According to the World Health Organization, pneumonia was responsible for the deaths of 16 per cent of children under age of 5 around the world in 2015. However, in Singapore, fewer than one in 1,000 children aged 1 to 5 are hospitalised every year for lung infections, notes Dr Jenny Tang, a paediatrician with SBCC Baby & Child Clinic.

Common causes of your little one’s lung infection are respiratory syncytial, parainfluenza and influenza A and B viruses.
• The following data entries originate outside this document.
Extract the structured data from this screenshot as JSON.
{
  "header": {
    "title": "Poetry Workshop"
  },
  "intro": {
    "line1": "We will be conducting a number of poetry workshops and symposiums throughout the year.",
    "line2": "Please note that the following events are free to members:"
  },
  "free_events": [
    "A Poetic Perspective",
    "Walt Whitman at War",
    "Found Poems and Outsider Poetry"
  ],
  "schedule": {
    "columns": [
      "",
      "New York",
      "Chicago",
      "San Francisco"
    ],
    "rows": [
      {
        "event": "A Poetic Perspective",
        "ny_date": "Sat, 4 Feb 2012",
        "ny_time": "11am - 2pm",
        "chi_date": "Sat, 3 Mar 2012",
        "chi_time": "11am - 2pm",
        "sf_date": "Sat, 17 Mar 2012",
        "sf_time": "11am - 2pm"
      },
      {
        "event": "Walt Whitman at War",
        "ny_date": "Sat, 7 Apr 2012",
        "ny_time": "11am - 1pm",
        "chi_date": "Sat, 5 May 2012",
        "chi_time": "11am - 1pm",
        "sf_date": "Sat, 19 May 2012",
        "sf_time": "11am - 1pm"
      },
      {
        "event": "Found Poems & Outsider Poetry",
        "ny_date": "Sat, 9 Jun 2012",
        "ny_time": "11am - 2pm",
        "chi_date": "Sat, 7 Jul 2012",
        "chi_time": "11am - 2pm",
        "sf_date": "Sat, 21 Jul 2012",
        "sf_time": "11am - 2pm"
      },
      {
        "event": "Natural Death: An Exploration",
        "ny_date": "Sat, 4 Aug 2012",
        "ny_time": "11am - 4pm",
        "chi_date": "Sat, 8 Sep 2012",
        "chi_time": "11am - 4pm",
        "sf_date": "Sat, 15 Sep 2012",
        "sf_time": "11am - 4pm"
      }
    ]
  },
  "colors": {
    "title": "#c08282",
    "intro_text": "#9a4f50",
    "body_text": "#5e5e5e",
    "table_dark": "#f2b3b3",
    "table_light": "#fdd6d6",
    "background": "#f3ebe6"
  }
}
Bacterial infections are a close second.

You should also note that your child’s asthma can also co-exist or worsen with pneumonia.

What may start as a regular cold or flu — also referred to as an Upper Respiratory Tract Infection (URTI) — can sometimes turn into pneumonia. Dr Tang lists signs that your child’s URTI has transitioned to a lung infection:

* A persistent fever lasting beyond five to seven days;

* The cold has seem to have “migrated” to the chest area — resulting in chesty coughs;

* Rapid breathing; and

* Your child appears unwell.

Incidentally, pneumonia symptoms are similar to that of bronchitis and asthma, too. However, Dr Tang points out, “Children with bronchitis often have a fever, cough and phlegm but aren’t usually breathless or appear unwell.”

On the other hand, children with asthma would have a history of wheezing. Dr Tang stresses, “Often, these symptoms are improve quickly with the use of inhaled bronchodilators like Ventolin inhalers.”

You should also note that your child’s asthma can also co-exist or worsen with pneumonia. So, do bring your kiddo to see the paedi as soon as possible.